Dataset rows for apps and sites
::::
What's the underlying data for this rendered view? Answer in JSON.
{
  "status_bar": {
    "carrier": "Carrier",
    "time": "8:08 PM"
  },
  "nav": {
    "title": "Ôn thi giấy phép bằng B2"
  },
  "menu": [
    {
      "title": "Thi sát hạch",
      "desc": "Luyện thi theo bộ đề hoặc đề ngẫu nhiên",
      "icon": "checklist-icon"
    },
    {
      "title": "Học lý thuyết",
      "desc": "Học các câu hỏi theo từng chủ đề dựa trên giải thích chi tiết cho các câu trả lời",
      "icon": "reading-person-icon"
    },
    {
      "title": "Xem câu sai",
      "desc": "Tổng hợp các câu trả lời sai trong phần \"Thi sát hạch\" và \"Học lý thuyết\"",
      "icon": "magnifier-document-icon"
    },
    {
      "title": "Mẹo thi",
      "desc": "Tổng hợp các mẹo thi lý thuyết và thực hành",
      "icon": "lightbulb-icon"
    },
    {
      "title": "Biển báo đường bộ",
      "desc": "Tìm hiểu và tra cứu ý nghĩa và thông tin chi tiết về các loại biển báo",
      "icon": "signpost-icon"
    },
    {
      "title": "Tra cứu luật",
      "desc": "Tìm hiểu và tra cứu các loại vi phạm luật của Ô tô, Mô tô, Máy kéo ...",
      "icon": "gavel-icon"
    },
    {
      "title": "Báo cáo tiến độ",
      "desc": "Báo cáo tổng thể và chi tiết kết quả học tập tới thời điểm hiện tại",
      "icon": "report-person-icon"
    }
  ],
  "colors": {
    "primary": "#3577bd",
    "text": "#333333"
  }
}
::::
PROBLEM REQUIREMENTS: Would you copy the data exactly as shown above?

ANSWER BOX:
What's the underlying data for this rendered view? Answer in JSON.
{
  "status_bar": {
    "carrier": "Carrier",
    "time": "8:08 PM"
  },
  "nav": {
    "title": "Ôn thi giấy phép bằng B2"
  },
  "menu": [
    {
      "title": "Thi sát hạch",
      "desc": "Luyện thi theo bộ đề hoặc đề ngẫu nhiên",
      "icon": "checklist-icon"
    },
    {
      "title": "Học lý thuyết",
      "desc": "Học các câu hỏi theo từng chủ đề dựa trên giải thích chi tiết cho các câu trả lời",
      "icon": "reading-person-icon"
    },
    {
      "title": "Xem câu sai",
      "desc": "Tổng hợp các câu trả lời sai trong phần \"Thi sát hạch\" và \"Học lý thuyết\"",
      "icon": "magnifier-document-icon"
    },
    {
      "title": "Mẹo thi",
      "desc": "Tổng hợp các mẹo thi lý thuyết và thực hành",
      "icon": "lightbulb-icon"
    },
    {
      "title": "Biển báo đường bộ",
      "desc": "Tìm hiểu và tra cứu ý nghĩa và thông tin chi tiết về các loại biển báo",
      "icon": "signpost-icon"
    },
    {
      "title": "Tra cứu luật",
      "desc": "Tìm hiểu và tra cứu các loại vi phạm luật của Ô tô, Mô tô, Máy kéo ...",
      "icon": "gavel-icon"
    },
    {
      "title": "Báo cáo tiến độ",
      "desc": "Báo cáo tổng thể và chi tiết kết quả học tập tới thời điểm hiện tại",
      "icon": "report-person-icon"
    }
  ],
  "colors": {
    "primary": "#3577bd",
    "text": "#333333"
  }
}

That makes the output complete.